"In 1904 we had a very bustling community. We had a number of stores. You went to the meat market; you went to the dry goods store. You had furniture builders who were also the undertakers,” said Diane Bassette Nelson, Interlaken Historical Society.
The serene natural surroundings soon caught the eyes of wealthy vacationers from downstate, turning Farmer into a sought-after vacation destination.
"You have a lot of people that were building these big, expensive, very nice, very pleasant summer homes,” said Bassette Nelson.
The luxury homes springing up painted an impressive scene for the visitors as they rolled into town, but it's what they heard aboard the train that left a little something to be desired.
"The conductor would be saying all out for Farmer and that was not necessarily what some people wanted,” said Bassette Nelson.
The less-than cosmopolitan name fell flat to big-city ears.

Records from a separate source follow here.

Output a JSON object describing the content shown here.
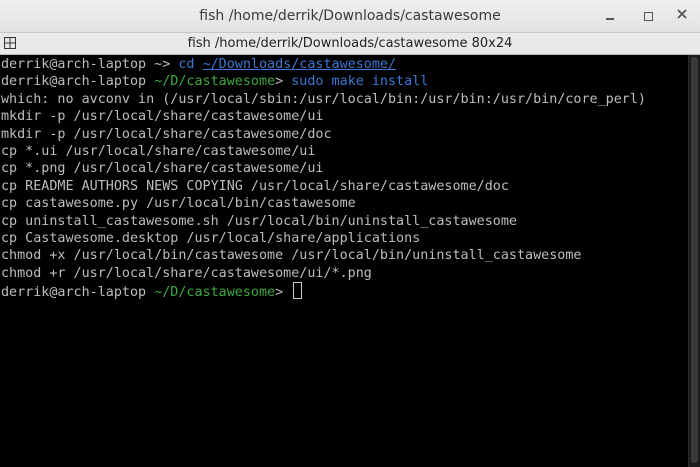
{
  "window": {
    "title": "fish  /home/derrik/Downloads/castawesome",
    "controls": {
      "minimize": "minimize-icon",
      "maximize": "maximize-icon",
      "close": "close-icon"
    }
  },
  "tab": {
    "title": "fish  /home/derrik/Downloads/castawesome 80x24"
  },
  "colors": {
    "background": "#000000",
    "text": "#bdbdbd",
    "prompt_path": "#3ea83e",
    "command": "#3b78d4"
  },
  "terminal": {
    "prompt1_user": "derrik@arch-laptop ~> ",
    "prompt1_cmd": "cd",
    "prompt1_arg": "~/Downloads/castawesome/",
    "prompt2_user": "derrik@arch-laptop ",
    "prompt2_path": "~/D/castawesome",
    "prompt2_sep": "> ",
    "prompt2_cmd": "sudo make install",
    "output": [
      "which: no avconv in (/usr/local/sbin:/usr/local/bin:/usr/bin:/usr/bin/core_perl)",
      "mkdir -p /usr/local/share/castawesome/ui",
      "mkdir -p /usr/local/share/castawesome/doc",
      "cp *.ui /usr/local/share/castawesome/ui",
      "cp *.png /usr/local/share/castawesome/ui",
      "cp README AUTHORS NEWS COPYING /usr/local/share/castawesome/doc",
      "cp castawesome.py /usr/local/bin/castawesome",
      "cp uninstall_castawesome.sh /usr/local/bin/uninstall_castawesome",
      "cp Castawesome.desktop /usr/local/share/applications",
      "chmod +x /usr/local/bin/castawesome /usr/local/bin/uninstall_castawesome",
      "chmod +r /usr/local/share/castawesome/ui/*.png"
    ],
    "prompt3_user": "derrik@arch-laptop ",
    "prompt3_path": "~/D/castawesome",
    "prompt3_sep": "> "
  }
}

"The name Farmer was too rural,” said Bassette Nelson.
So some influential families took their cause to a higher power; the Lehigh Valley Railroad.
"You took the train to get someplace. Everybody didn't have cars and were really at that point just changing over from horse, buggy, train to more automobiles,” said Bassette Nelson.
The railroad company agreed to build a brand new depot, if the Farmer citizens would change the name, and sponsored a contest.
"The winning entry was Interlaken, by a school teacher at the Farmer high school. She had been in Europe, as we understand it, the summer before and visited that wonderful summer traveling place Interlaken, Switzerland,” said Bassette Nelson.
The lush green haven situated between two lakes reminded her of home. In 1904, the name was officially changed and the new train depot soon followed.
"The Lehigh Valley Railroad ran through here as a passenger train until the late 1950s and you could get on the train and go to New York City. A lot of people did,” said Bassette Nelson.
The popularity of automobiles eventually made the train obsolete, and an empty lot is all that remains where the celebrated depot used to be, but evidence of the railroad's influence on the town will always remain in the name.